__REQUIRED WORK__:
Your output should be the full listing, unchanged.

__DATA__:
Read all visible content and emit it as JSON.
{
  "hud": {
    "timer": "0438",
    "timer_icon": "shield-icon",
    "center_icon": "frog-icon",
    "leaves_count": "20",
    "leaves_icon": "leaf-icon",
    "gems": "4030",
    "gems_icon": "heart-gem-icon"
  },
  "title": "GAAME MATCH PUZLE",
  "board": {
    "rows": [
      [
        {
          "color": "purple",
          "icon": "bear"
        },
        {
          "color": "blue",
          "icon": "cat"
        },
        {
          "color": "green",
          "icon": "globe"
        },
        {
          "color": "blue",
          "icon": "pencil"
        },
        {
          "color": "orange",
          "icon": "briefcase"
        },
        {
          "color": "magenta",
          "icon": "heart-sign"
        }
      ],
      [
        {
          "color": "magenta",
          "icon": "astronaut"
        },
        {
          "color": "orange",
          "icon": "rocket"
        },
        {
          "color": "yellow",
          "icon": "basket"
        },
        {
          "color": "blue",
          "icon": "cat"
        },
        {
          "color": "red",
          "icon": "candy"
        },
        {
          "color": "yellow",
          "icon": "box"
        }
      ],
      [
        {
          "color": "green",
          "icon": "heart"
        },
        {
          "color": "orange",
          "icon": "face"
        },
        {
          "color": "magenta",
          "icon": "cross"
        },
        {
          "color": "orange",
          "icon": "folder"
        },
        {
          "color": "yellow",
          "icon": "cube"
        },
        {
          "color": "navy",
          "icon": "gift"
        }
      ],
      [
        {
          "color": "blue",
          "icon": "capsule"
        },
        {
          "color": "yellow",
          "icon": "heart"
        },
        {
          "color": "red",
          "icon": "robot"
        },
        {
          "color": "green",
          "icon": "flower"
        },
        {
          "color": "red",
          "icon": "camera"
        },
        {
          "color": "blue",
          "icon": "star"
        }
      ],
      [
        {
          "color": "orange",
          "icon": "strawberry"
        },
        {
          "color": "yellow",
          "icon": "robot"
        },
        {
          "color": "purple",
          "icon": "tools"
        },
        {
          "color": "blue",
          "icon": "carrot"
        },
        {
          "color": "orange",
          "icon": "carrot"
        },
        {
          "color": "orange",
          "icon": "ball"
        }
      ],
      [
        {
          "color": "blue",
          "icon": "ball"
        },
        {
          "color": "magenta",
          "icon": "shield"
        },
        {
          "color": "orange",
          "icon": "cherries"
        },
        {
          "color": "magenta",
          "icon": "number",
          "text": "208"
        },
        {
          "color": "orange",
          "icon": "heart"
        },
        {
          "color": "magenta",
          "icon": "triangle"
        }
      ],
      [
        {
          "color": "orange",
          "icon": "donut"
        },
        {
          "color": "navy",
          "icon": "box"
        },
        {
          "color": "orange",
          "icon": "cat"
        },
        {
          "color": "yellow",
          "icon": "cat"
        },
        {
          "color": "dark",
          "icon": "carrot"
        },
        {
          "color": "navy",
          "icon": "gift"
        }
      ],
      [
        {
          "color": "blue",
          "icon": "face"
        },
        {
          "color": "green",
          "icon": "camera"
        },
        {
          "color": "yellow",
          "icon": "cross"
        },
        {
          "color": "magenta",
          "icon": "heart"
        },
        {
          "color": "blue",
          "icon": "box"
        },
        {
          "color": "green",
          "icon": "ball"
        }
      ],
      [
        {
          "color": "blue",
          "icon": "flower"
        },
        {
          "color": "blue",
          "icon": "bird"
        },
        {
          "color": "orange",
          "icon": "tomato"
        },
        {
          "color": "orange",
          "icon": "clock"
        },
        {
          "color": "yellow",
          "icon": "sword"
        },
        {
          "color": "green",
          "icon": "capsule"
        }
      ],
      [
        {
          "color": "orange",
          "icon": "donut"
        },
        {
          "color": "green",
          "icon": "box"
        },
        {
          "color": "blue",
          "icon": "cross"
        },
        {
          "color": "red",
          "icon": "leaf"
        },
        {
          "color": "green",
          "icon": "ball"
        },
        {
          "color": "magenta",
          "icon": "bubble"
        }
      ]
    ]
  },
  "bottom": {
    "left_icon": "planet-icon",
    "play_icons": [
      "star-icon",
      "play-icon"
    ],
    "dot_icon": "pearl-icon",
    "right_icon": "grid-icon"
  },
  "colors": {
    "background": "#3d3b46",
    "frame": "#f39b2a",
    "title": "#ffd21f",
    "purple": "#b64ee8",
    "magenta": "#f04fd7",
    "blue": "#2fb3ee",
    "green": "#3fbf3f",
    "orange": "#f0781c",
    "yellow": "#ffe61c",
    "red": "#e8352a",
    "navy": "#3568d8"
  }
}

__COMPLETED TASK__:
Read all visible content and emit it as JSON.
{
  "hud": {
    "timer": "0438",
    "timer_icon": "shield-icon",
    "center_icon": "frog-icon",
    "leaves_count": "20",
    "leaves_icon": "leaf-icon",
    "gems": "4030",
    "gems_icon": "heart-gem-icon"
  },
  "title": "GAAME MATCH PUZLE",
  "board": {
    "rows": [
      [
        {
          "color": "purple",
          "icon": "bear"
        },
        {
          "color": "blue",
          "icon": "cat"
        },
        {
          "color": "green",
          "icon": "globe"
        },
        {
          "color": "blue",
          "icon": "pencil"
        },
        {
          "color": "orange",
          "icon": "briefcase"
        },
        {
          "color": "magenta",
          "icon": "heart-sign"
        }
      ],
      [
        {
          "color": "magenta",
          "icon": "astronaut"
        },
        {
          "color": "orange",
          "icon": "rocket"
        },
        {
          "color": "yellow",
          "icon": "basket"
        },
        {
          "color": "blue",
          "icon": "cat"
        },
        {
          "color": "red",
          "icon": "candy"
        },
        {
          "color": "yellow",
          "icon": "box"
        }
      ],
      [
        {
          "color": "green",
          "icon": "heart"
        },
        {
          "color": "orange",
          "icon": "face"
        },
        {
          "color": "magenta",
          "icon": "cross"
        },
        {
          "color": "orange",
          "icon": "folder"
        },
        {
          "color": "yellow",
          "icon": "cube"
        },
        {
          "color": "navy",
          "icon": "gift"
        }
      ],
      [
        {
          "color": "blue",
          "icon": "capsule"
        },
        {
          "color": "yellow",
          "icon": "heart"
        },
        {
          "color": "red",
          "icon": "robot"
        },
        {
          "color": "green",
          "icon": "flower"
        },
        {
          "color": "red",
          "icon": "camera"
        },
        {
          "color": "blue",
          "icon": "star"
        }
      ],
      [
        {
          "color": "orange",
          "icon": "strawberry"
        },
        {
          "color": "yellow",
          "icon": "robot"
        },
        {
          "color": "purple",
          "icon": "tools"
        },
        {
          "color": "blue",
          "icon": "carrot"
        },
        {
          "color": "orange",
          "icon": "carrot"
        },
        {
          "color": "orange",
          "icon": "ball"
        }
      ],
      [
        {
          "color": "blue",
          "icon": "ball"
        },
        {
          "color": "magenta",
          "icon": "shield"
        },
        {
          "color": "orange",
          "icon": "cherries"
        },
        {
          "color": "magenta",
          "icon": "number",
          "text": "208"
        },
        {
          "color": "orange",
          "icon": "heart"
        },
        {
          "color": "magenta",
          "icon": "triangle"
        }
      ],
      [
        {
          "color": "orange",
          "icon": "donut"
        },
        {
          "color": "navy",
          "icon": "box"
        },
        {
          "color": "orange",
          "icon": "cat"
        },
        {
          "color": "yellow",
          "icon": "cat"
        },
        {
          "color": "dark",
          "icon": "carrot"
        },
        {
          "color": "navy",
          "icon": "gift"
        }
      ],
      [
        {
          "color": "blue",
          "icon": "face"
        },
        {
          "color": "green",
          "icon": "camera"
        },
        {
          "color": "yellow",
          "icon": "cross"
        },
        {
          "color": "magenta",
          "icon": "heart"
        },
        {
          "color": "blue",
          "icon": "box"
        },
        {
          "color": "green",
          "icon": "ball"
        }
      ],
      [
        {
          "color": "blue",
          "icon": "flower"
        },
        {
          "color": "blue",
          "icon": "bird"
        },
        {
          "color": "orange",
          "icon": "tomato"
        },
        {
          "color": "orange",
          "icon": "clock"
        },
        {
          "color": "yellow",
          "icon": "sword"
        },
        {
          "color": "green",
          "icon": "capsule"
        }
      ],
      [
        {
          "color": "orange",
          "icon": "donut"
        },
        {
          "color": "green",
          "icon": "box"
        },
        {
          "color": "blue",
          "icon": "cross"
        },
        {
          "color": "red",
          "icon": "leaf"
        },
        {
          "color": "green",
          "icon": "ball"
        },
        {
          "color": "magenta",
          "icon": "bubble"
        }
      ]
    ]
  },
  "bottom": {
    "left_icon": "planet-icon",
    "play_icons": [
      "star-icon",
      "play-icon"
    ],
    "dot_icon": "pearl-icon",
    "right_icon": "grid-icon"
  },
  "colors": {
    "background": "#3d3b46",
    "frame": "#f39b2a",
    "title": "#ffd21f",
    "purple": "#b64ee8",
    "magenta": "#f04fd7",
    "blue": "#2fb3ee",
    "green": "#3fbf3f",
    "orange": "#f0781c",
    "yellow": "#ffe61c",
    "red": "#e8352a",
    "navy": "#3568d8"
  }
}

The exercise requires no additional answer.